_Your goal_
Give the number of lines in the data below containing the word "kind", with no other text.

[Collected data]
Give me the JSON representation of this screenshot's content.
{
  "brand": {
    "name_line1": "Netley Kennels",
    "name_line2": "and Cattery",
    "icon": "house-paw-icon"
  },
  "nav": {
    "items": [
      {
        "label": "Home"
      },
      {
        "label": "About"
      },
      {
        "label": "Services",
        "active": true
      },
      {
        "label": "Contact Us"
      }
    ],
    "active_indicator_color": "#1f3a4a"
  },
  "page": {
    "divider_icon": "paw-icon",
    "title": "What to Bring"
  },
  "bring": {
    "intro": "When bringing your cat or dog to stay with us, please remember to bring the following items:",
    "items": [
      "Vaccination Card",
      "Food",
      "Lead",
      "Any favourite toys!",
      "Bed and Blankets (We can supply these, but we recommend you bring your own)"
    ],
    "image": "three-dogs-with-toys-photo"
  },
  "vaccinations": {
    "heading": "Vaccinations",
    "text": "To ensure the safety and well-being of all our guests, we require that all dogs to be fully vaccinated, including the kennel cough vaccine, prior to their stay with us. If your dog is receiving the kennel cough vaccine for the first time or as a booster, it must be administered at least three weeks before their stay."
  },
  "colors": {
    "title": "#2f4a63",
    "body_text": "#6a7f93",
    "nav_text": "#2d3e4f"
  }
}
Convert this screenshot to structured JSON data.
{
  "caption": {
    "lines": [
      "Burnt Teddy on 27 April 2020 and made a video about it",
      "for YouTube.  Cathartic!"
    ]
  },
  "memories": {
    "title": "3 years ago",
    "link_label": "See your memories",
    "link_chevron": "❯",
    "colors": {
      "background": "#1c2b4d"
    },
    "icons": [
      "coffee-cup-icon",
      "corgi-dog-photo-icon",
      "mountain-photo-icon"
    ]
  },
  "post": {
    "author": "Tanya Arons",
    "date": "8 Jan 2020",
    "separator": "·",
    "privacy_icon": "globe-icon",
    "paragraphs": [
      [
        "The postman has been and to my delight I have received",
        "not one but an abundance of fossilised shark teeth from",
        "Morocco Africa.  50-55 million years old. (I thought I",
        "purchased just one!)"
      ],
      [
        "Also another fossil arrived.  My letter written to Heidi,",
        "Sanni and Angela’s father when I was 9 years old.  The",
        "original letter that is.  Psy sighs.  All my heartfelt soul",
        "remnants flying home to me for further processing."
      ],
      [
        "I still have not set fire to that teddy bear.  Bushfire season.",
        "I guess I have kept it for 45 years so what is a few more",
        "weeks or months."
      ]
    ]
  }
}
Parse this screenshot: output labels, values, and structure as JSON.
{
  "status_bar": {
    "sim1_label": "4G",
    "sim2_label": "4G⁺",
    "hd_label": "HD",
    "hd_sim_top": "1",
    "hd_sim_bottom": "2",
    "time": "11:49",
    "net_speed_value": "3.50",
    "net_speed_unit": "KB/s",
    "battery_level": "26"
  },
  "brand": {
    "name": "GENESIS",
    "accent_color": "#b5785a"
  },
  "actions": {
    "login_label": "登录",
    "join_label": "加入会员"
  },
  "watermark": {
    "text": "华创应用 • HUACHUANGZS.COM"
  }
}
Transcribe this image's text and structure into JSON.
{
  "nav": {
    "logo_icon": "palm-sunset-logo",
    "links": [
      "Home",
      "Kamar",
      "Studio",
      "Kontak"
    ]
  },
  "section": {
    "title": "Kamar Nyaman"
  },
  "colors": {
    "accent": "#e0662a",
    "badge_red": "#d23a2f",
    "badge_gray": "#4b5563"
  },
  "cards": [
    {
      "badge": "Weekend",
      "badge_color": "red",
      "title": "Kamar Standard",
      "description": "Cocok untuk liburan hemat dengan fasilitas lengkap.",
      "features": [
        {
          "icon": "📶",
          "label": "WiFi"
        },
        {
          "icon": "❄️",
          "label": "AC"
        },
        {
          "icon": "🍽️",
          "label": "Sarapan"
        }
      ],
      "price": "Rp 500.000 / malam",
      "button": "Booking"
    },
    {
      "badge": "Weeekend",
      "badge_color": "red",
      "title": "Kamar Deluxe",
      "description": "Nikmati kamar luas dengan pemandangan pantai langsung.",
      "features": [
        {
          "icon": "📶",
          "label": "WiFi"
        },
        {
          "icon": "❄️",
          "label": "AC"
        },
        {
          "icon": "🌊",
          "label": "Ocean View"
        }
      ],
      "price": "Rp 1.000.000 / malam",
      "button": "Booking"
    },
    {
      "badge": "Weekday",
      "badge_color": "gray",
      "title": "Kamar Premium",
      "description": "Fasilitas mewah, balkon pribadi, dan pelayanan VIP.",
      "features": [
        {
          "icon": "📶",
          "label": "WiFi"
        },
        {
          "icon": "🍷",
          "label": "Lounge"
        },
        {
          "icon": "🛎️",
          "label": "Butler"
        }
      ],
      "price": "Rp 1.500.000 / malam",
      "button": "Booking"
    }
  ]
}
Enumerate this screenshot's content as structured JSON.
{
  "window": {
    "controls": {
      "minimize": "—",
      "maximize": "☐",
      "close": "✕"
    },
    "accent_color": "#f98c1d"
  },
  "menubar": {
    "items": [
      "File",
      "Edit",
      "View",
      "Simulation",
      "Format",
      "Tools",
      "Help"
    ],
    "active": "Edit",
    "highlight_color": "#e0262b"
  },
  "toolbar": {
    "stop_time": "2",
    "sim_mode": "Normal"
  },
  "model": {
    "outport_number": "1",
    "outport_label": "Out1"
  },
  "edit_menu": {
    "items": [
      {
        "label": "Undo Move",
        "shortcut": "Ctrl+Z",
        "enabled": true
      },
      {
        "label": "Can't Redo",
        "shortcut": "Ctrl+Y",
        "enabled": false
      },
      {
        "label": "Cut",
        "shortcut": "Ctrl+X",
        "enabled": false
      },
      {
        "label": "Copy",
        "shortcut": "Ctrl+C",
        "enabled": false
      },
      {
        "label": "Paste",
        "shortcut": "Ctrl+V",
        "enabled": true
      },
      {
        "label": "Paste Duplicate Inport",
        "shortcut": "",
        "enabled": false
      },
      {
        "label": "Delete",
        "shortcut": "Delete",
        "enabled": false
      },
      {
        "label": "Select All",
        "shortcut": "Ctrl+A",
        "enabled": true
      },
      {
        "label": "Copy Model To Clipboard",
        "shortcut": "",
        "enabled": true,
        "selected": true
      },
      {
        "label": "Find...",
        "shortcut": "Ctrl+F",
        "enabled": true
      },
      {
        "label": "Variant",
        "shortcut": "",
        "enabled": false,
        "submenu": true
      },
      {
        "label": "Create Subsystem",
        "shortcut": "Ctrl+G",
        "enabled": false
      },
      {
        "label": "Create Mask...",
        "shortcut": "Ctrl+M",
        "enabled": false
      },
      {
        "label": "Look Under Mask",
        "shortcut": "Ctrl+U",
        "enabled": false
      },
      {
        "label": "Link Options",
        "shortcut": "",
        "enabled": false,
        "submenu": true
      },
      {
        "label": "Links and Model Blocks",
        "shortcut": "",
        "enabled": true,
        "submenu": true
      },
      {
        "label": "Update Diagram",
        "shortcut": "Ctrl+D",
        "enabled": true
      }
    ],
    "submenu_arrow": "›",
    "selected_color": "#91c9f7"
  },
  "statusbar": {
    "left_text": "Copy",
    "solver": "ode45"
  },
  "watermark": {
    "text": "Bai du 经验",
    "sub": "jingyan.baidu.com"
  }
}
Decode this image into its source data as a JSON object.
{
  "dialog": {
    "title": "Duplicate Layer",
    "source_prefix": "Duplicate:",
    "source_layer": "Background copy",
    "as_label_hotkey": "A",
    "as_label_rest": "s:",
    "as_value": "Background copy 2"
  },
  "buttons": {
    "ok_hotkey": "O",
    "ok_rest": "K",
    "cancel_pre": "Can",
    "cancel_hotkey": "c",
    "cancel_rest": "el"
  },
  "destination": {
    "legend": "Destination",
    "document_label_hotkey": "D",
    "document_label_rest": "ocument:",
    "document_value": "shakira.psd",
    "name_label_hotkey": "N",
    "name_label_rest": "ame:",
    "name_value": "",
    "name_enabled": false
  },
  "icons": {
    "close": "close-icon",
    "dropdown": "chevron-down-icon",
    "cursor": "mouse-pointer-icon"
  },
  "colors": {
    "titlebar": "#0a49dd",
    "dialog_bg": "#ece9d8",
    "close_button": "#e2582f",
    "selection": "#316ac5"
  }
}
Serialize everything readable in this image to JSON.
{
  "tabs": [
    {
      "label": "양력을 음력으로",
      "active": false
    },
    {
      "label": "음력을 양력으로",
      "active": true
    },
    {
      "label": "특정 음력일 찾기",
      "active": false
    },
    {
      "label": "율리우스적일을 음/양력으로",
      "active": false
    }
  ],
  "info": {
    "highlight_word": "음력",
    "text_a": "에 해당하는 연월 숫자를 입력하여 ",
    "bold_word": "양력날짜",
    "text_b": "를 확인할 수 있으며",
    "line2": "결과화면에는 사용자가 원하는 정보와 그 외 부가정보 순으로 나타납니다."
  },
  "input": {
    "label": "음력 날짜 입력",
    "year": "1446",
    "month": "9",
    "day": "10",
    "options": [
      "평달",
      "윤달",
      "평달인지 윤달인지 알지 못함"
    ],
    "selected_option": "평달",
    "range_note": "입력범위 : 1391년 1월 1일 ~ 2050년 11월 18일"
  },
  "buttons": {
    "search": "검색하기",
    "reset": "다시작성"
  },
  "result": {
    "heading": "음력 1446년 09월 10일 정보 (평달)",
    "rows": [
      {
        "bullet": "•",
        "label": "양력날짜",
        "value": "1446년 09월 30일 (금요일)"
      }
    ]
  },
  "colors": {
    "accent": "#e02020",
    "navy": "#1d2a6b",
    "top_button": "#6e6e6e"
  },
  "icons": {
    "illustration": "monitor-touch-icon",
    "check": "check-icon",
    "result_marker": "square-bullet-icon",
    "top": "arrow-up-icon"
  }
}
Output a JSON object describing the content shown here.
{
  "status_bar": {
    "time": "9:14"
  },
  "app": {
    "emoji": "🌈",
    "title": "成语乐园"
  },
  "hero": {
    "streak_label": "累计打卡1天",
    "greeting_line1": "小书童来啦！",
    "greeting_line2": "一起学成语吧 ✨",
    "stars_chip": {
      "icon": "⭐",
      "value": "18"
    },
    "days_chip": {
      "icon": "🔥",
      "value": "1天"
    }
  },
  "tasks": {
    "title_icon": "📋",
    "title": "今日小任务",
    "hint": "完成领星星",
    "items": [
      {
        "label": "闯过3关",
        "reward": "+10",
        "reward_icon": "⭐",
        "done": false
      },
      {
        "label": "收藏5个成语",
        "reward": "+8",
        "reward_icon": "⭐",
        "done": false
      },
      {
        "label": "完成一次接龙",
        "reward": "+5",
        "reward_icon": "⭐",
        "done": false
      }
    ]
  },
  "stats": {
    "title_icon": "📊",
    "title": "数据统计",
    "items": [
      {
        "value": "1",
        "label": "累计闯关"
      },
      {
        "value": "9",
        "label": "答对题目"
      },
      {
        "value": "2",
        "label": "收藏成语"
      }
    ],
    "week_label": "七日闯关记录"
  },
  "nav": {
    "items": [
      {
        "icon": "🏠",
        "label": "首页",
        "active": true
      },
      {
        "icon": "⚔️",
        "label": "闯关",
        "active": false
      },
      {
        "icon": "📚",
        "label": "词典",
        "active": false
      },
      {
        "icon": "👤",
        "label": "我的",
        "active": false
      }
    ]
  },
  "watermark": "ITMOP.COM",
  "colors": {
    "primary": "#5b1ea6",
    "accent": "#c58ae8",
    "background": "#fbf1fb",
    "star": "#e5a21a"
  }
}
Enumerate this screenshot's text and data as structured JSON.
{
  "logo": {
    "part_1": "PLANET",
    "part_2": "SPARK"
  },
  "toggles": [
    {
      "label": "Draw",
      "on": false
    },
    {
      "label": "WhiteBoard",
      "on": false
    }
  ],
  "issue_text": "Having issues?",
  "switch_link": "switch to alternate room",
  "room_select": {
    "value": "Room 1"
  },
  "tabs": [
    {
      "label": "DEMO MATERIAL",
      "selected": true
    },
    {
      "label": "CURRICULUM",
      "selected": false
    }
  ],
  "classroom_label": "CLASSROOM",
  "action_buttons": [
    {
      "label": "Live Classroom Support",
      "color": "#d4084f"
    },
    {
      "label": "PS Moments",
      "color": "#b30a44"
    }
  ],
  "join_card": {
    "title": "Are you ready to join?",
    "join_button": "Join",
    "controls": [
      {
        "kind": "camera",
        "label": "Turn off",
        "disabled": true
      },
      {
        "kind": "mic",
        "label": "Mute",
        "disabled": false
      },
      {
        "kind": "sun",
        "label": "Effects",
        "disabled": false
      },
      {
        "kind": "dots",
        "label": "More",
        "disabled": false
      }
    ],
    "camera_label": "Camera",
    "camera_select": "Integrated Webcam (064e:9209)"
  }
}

_Answer area_
4